● **Your task**: Your answer should hold all lines of the entries that include the word "title".

(Beginning of Source material)

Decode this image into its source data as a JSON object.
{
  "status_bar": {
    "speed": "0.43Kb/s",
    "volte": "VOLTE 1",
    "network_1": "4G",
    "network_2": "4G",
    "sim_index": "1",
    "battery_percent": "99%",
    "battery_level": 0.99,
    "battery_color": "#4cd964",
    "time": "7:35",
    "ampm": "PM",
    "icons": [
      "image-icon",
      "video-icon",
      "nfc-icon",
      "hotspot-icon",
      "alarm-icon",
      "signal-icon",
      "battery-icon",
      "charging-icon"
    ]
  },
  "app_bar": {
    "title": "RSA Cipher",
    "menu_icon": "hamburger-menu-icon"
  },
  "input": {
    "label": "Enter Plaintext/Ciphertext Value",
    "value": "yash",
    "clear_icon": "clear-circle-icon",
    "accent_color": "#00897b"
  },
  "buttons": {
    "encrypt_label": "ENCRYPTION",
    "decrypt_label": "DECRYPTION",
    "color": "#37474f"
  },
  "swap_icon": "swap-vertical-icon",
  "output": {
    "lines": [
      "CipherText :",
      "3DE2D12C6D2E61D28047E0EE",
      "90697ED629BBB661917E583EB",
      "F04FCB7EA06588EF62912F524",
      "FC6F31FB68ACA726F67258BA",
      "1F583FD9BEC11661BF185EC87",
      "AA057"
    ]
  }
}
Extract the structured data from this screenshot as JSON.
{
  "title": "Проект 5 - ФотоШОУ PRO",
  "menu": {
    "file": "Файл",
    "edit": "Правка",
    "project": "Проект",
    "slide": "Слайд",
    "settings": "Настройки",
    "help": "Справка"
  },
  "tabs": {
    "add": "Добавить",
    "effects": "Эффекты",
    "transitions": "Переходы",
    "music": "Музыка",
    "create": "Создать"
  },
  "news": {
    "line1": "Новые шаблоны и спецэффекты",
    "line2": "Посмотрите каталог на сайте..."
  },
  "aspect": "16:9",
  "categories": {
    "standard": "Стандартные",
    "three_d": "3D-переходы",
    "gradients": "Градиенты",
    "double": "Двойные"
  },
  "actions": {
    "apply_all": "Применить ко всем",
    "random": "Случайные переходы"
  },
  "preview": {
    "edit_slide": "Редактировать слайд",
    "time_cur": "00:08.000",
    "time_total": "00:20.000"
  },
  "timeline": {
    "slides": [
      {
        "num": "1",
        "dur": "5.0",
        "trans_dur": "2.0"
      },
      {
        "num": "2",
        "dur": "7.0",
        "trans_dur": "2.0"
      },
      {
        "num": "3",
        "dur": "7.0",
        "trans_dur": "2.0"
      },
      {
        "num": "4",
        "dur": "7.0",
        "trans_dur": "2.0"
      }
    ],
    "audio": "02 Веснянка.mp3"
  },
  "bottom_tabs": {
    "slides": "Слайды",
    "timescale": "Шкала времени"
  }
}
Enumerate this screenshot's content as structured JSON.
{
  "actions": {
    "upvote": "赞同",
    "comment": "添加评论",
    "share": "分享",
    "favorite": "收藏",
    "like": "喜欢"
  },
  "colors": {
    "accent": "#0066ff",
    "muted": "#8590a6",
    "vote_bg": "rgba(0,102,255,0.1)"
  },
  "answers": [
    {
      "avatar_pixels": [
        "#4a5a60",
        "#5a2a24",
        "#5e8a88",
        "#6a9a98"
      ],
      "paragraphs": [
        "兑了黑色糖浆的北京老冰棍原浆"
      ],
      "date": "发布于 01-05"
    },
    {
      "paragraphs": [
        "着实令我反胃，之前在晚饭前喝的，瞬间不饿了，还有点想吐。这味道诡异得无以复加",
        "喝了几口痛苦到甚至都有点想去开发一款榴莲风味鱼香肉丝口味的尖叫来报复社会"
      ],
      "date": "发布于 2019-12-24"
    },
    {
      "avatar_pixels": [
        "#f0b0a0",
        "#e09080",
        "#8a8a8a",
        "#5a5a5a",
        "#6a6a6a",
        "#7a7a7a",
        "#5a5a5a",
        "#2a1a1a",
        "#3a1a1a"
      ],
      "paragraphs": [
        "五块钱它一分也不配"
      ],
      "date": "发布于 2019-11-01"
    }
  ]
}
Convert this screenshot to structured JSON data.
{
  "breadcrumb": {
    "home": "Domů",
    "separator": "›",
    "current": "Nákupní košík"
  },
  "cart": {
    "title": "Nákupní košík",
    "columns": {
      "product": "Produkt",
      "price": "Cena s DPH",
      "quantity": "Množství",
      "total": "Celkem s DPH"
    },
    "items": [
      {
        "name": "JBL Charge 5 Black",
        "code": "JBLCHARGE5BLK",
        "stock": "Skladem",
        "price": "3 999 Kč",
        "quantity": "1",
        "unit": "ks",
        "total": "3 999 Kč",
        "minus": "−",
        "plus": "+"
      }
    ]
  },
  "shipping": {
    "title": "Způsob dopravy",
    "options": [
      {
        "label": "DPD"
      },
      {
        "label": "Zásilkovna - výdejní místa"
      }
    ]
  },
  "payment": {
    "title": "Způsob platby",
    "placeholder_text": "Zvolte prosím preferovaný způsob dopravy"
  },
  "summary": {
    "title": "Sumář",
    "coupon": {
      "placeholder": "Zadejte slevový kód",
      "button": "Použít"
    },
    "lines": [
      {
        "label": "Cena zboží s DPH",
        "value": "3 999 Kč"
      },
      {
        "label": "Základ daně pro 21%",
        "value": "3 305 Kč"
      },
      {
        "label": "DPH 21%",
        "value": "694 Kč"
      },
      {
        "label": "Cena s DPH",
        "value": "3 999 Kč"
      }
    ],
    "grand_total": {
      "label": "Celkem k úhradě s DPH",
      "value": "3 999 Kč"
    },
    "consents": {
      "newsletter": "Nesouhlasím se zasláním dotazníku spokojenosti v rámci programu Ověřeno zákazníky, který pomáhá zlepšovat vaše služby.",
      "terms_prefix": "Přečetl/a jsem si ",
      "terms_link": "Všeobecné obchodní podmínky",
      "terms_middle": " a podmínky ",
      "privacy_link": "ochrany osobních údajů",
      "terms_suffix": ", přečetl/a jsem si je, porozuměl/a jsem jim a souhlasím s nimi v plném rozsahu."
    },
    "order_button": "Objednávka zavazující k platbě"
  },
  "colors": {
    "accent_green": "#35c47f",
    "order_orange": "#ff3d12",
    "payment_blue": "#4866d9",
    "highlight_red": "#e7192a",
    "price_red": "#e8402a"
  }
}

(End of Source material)

● **Written response**:
    "title": "RSA Cipher",
  "title": "Проект 5 - ФотоШОУ PRO",
    "title": "Nákupní košík",
    "title": "Způsob dopravy",
    "title": "Způsob platby",
    "title": "Sumář",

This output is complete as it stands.